Prior to the pandemic being declared I was taking a little comfort in that all parties including that of the government were beginning to understand that there was a mental health crises within the nation that impacted on young and old alike and that action was required.

I have listened and read with care the various government briefings on the COVID 19 crisis including reading in full the latest 50-page guidance. I am somewhat dismayed at the lack of attention being given within it to the issue of mental health.

Apart from all those vulnerable people suffering with mental health issues prior to the pandemic we are without doubt going to witness growing needs arising from the impact of COVID.

The extended family are often the first called upon by those who suffer. No guidance is given to that group of people which includes, Parents, Grandparents, Uncles, Aunts, Brothers, Sisters. Any or all of whom can be called upon to help. For example, what should they do, if they happen not to be in the same household and are needed?

The guidance and briefings have been silent on what assistance is being given, and importantly will continue to be forthcoming to the mental health charities such as Dorset Mind who are doing sterling work in exceptional circumstances.

There are no bandages or sticking plasters that one can apply when dealing with mental health issues.

Those who suffer and those who care for them should not be overlooked in the guidance, briefings, or in the distribution of resources.

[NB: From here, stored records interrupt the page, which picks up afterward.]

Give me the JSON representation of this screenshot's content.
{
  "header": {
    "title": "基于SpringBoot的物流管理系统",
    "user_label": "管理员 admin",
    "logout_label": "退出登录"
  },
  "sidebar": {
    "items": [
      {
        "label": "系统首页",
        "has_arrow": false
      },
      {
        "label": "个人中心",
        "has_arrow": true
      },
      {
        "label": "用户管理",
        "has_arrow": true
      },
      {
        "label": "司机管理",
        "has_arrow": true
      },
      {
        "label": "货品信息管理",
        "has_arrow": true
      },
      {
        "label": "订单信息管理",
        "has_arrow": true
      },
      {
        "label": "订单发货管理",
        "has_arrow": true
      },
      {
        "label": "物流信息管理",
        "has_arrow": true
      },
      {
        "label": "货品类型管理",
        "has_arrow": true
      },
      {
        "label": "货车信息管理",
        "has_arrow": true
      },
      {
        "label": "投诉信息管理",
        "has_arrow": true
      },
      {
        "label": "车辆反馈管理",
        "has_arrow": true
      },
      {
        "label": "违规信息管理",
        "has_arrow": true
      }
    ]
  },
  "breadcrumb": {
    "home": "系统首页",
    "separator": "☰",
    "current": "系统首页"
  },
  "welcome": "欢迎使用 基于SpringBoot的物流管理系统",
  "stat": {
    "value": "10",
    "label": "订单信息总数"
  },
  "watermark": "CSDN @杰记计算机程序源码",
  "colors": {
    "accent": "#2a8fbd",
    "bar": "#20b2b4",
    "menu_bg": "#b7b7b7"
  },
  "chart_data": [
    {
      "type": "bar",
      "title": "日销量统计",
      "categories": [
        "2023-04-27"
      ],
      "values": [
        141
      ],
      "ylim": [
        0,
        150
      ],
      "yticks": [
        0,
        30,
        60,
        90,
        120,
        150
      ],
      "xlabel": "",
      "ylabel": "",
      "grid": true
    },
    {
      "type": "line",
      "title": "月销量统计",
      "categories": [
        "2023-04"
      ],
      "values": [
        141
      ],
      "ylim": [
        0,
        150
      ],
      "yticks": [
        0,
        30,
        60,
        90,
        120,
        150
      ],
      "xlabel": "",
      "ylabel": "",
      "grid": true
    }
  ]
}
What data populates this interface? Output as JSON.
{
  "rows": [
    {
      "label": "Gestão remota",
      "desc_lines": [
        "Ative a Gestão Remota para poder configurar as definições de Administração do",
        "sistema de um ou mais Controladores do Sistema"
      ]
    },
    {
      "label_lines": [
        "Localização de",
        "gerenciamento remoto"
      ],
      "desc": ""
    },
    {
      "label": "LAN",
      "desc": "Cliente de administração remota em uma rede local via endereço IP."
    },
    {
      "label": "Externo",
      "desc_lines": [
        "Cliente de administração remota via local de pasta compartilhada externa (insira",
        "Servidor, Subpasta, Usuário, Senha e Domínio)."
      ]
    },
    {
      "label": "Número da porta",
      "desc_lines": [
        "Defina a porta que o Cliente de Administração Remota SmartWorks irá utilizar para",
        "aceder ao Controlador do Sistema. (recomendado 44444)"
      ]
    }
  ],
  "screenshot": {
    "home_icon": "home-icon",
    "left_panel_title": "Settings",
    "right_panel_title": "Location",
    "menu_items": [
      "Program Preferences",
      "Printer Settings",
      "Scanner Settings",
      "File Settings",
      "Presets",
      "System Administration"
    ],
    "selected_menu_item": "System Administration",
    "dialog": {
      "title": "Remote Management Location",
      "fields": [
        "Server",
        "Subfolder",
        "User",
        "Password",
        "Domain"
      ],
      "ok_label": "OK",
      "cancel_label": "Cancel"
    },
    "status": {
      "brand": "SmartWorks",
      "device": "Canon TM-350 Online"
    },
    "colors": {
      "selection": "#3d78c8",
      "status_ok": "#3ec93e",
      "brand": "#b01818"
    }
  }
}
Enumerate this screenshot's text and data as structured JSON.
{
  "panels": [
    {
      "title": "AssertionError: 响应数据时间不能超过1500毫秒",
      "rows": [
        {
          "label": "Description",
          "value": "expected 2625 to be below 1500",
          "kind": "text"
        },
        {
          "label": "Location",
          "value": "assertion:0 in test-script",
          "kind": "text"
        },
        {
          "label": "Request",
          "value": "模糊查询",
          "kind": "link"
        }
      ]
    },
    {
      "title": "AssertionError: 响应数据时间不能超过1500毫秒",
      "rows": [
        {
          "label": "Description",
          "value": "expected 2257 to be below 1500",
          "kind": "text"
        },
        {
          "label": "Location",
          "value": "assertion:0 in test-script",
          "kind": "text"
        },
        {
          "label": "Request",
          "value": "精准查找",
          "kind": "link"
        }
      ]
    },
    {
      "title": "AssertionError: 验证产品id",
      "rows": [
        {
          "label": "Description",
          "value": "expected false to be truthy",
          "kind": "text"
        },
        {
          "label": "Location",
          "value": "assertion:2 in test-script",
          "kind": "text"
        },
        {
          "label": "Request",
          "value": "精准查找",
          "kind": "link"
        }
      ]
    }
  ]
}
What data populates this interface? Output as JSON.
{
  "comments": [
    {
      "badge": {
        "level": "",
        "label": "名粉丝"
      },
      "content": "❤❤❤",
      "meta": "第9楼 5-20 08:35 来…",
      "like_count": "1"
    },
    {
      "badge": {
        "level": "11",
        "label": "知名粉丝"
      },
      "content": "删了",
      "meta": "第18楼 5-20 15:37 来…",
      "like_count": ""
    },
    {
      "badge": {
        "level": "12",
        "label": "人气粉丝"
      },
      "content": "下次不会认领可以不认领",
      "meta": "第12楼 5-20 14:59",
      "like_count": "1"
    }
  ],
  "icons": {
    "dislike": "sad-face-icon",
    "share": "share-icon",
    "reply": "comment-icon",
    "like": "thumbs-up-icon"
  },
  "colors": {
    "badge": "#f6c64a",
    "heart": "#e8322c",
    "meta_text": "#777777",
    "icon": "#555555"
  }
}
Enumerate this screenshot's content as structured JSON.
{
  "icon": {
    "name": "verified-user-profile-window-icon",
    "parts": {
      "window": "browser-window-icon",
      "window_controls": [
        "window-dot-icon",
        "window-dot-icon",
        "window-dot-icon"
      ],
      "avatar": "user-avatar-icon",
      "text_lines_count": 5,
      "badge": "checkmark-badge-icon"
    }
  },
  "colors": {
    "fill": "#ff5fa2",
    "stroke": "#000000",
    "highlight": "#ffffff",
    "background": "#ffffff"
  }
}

Mental health should not be swept under the carpet and forgotten.

My fear is that the crisis that the nation faced in the provision of mental health services prior to the COVID outbreak is going to be exacerbated.

Hon Alderman Revd. Brian Ellis